Entries shown.
╔══

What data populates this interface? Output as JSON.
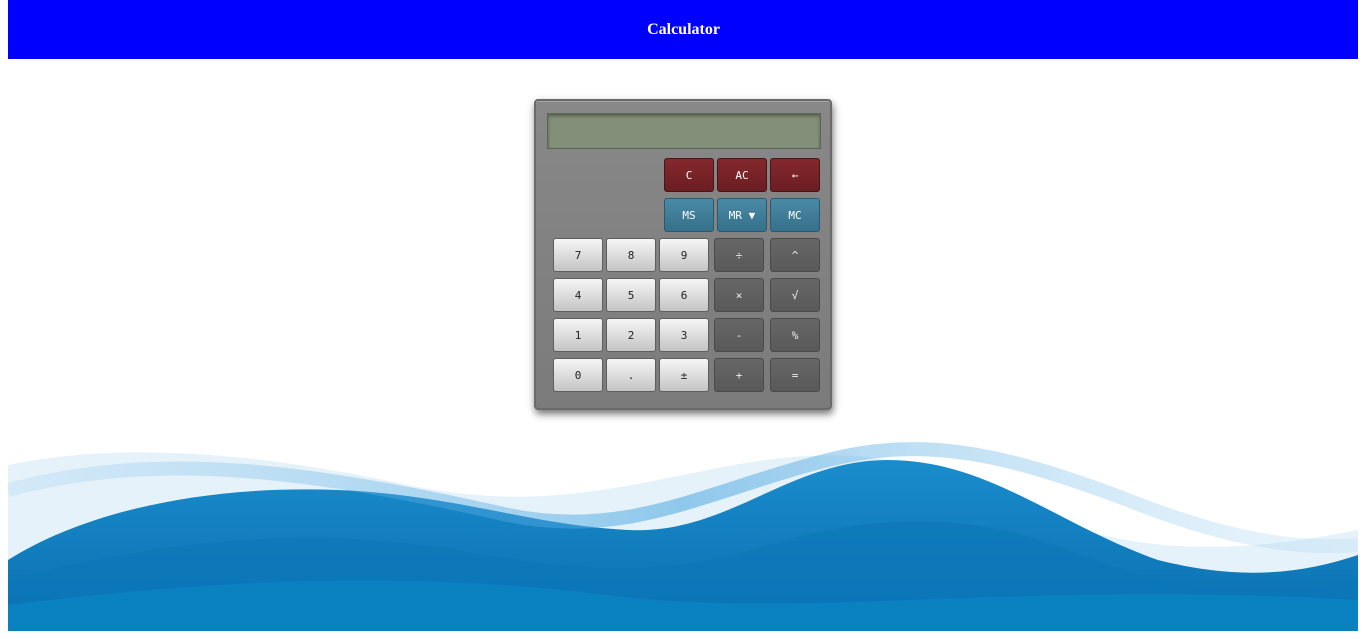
{
  "header": {
    "title": "Calculator",
    "background_color": "#0000ff"
  },
  "calculator": {
    "display_value": "",
    "clear_label": "C",
    "all_clear_label": "AC",
    "backspace_label": "←",
    "memory_store_label": "MS",
    "memory_recall_label": "MR ▼",
    "memory_clear_label": "MC",
    "keys": {
      "seven": "7",
      "eight": "8",
      "nine": "9",
      "divide": "÷",
      "power": "^",
      "four": "4",
      "five": "5",
      "six": "6",
      "multiply": "×",
      "sqrt": "√",
      "one": "1",
      "two": "2",
      "three": "3",
      "minus": "-",
      "percent": "%",
      "zero": "0",
      "decimal": ".",
      "plus_minus": "±",
      "plus": "+",
      "equals": "="
    },
    "colors": {
      "body": "#848484",
      "display": "#848f79",
      "clear_keys": "#7a2328",
      "memory_keys": "#40809c"
    }
  }
}
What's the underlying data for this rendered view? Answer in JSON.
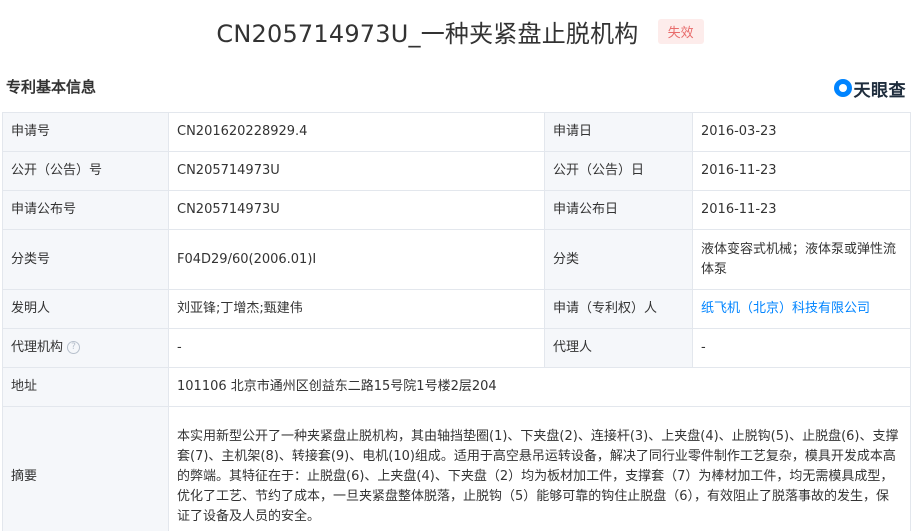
{
  "header": {
    "title": "CN205714973U_一种夹紧盘止脱机构",
    "status_badge": "失效"
  },
  "section": {
    "title": "专利基本信息",
    "brand": "天眼查"
  },
  "rows": {
    "r1": {
      "l1": "申请号",
      "v1": "CN201620228929.4",
      "l2": "申请日",
      "v2": "2016-03-23"
    },
    "r2": {
      "l1": "公开（公告）号",
      "v1": "CN205714973U",
      "l2": "公开（公告）日",
      "v2": "2016-11-23"
    },
    "r3": {
      "l1": "申请公布号",
      "v1": "CN205714973U",
      "l2": "申请公布日",
      "v2": "2016-11-23"
    },
    "r4": {
      "l1": "分类号",
      "v1": "F04D29/60(2006.01)I",
      "l2": "分类",
      "v2": "液体变容式机械；液体泵或弹性流体泵"
    },
    "r5": {
      "l1": "发明人",
      "v1": "刘亚锋;丁增杰;甄建伟",
      "l2": "申请（专利权）人",
      "v2": "纸飞机（北京）科技有限公司"
    },
    "r6": {
      "l1": "代理机构",
      "v1": "-",
      "l2": "代理人",
      "v2": "-"
    },
    "r7": {
      "l1": "地址",
      "v1": "101106 北京市通州区创益东二路15号院1号楼2层204"
    },
    "r8": {
      "l1": "摘要",
      "v1": "本实用新型公开了一种夹紧盘止脱机构，其由轴挡垫圈(1)、下夹盘(2)、连接杆(3)、上夹盘(4)、止脱钩(5)、止脱盘(6)、支撑套(7)、主机架(8)、转接套(9)、电机(10)组成。适用于高空悬吊运转设备，解决了同行业零件制作工艺复杂，模具开发成本高的弊端。其特征在于：止脱盘(6)、上夹盘(4)、下夹盘（2）均为板材加工件，支撑套（7）为棒材加工件，均无需模具成型，优化了工艺、节约了成本，一旦夹紧盘整体脱落，止脱钩（5）能够可靠的钩住止脱盘（6），有效阻止了脱落事故的发生，保证了设备及人员的安全。"
    }
  },
  "icons": {
    "help": "?",
    "help_name": "question-circle-icon",
    "brand_logo": "tianyancha-logo-icon"
  },
  "colors": {
    "label_bg": "#f5f7fa",
    "border": "#e3e7ed",
    "link": "#0084ff",
    "badge_bg": "#fdeceb",
    "badge_text": "#e86c6c"
  }
}
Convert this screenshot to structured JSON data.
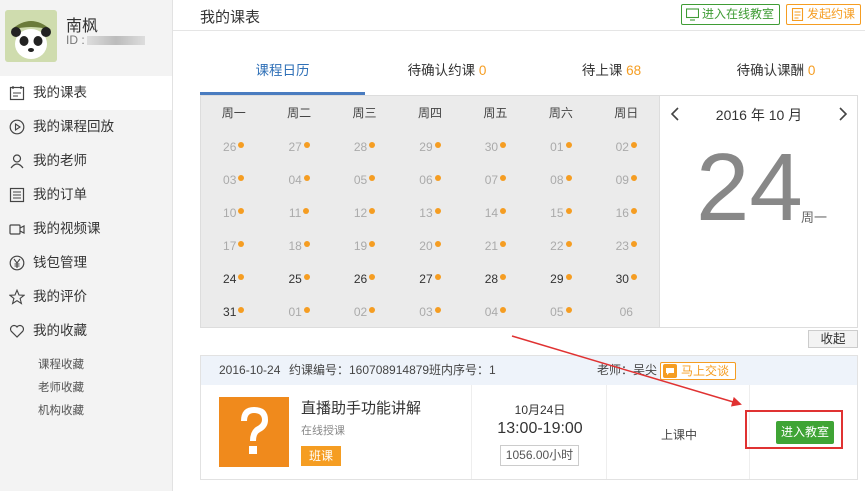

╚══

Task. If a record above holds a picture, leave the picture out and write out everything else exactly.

Output for this task.
What data populates this interface? Output as JSON.
{
  "header": {
    "title": "Calculator",
    "background_color": "#0000ff"
  },
  "calculator": {
    "display_value": "",
    "clear_label": "C",
    "all_clear_label": "AC",
    "backspace_label": "←",
    "memory_store_label": "MS",
    "memory_recall_label": "MR ▼",
    "memory_clear_label": "MC",
    "keys": {
      "seven": "7",
      "eight": "8",
      "nine": "9",
      "divide": "÷",
      "power": "^",
      "four": "4",
      "five": "5",
      "six": "6",
      "multiply": "×",
      "sqrt": "√",
      "one": "1",
      "two": "2",
      "three": "3",
      "minus": "-",
      "percent": "%",
      "zero": "0",
      "decimal": ".",
      "plus_minus": "±",
      "plus": "+",
      "equals": "="
    },
    "colors": {
      "body": "#848484",
      "display": "#848f79",
      "clear_keys": "#7a2328",
      "memory_keys": "#40809c"
    }
  }
}
What's the underlying data for this rendered view? Answer in JSON.
{
  "header": {
    "title": "CN205714973U_一种夹紧盘止脱机构",
    "status_badge": "失效"
  },
  "section": {
    "title": "专利基本信息",
    "brand": "天眼查"
  },
  "rows": {
    "r1": {
      "l1": "申请号",
      "v1": "CN201620228929.4",
      "l2": "申请日",
      "v2": "2016-03-23"
    },
    "r2": {
      "l1": "公开（公告）号",
      "v1": "CN205714973U",
      "l2": "公开（公告）日",
      "v2": "2016-11-23"
    },
    "r3": {
      "l1": "申请公布号",
      "v1": "CN205714973U",
      "l2": "申请公布日",
      "v2": "2016-11-23"
    },
    "r4": {
      "l1": "分类号",
      "v1": "F04D29/60(2006.01)I",
      "l2": "分类",
      "v2": "液体变容式机械；液体泵或弹性流体泵"
    },
    "r5": {
      "l1": "发明人",
      "v1": "刘亚锋;丁增杰;甄建伟",
      "l2": "申请（专利权）人",
      "v2": "纸飞机（北京）科技有限公司"
    },
    "r6": {
      "l1": "代理机构",
      "v1": "-",
      "l2": "代理人",
      "v2": "-"
    },
    "r7": {
      "l1": "地址",
      "v1": "101106 北京市通州区创益东二路15号院1号楼2层204"
    },
    "r8": {
      "l1": "摘要",
      "v1": "本实用新型公开了一种夹紧盘止脱机构，其由轴挡垫圈(1)、下夹盘(2)、连接杆(3)、上夹盘(4)、止脱钩(5)、止脱盘(6)、支撑套(7)、主机架(8)、转接套(9)、电机(10)组成。适用于高空悬吊运转设备，解决了同行业零件制作工艺复杂，模具开发成本高的弊端。其特征在于：止脱盘(6)、上夹盘(4)、下夹盘（2）均为板材加工件，支撑套（7）为棒材加工件，均无需模具成型，优化了工艺、节约了成本，一旦夹紧盘整体脱落，止脱钩（5）能够可靠的钩住止脱盘（6），有效阻止了脱落事故的发生，保证了设备及人员的安全。"
    }
  },
  "icons": {
    "help": "?",
    "help_name": "question-circle-icon",
    "brand_logo": "tianyancha-logo-icon"
  },
  "colors": {
    "label_bg": "#f5f7fa",
    "border": "#e3e7ed",
    "link": "#0084ff",
    "badge_bg": "#fdeceb",
    "badge_text": "#e86c6c"
  }
}
Convert this screenshot to structured JSON data.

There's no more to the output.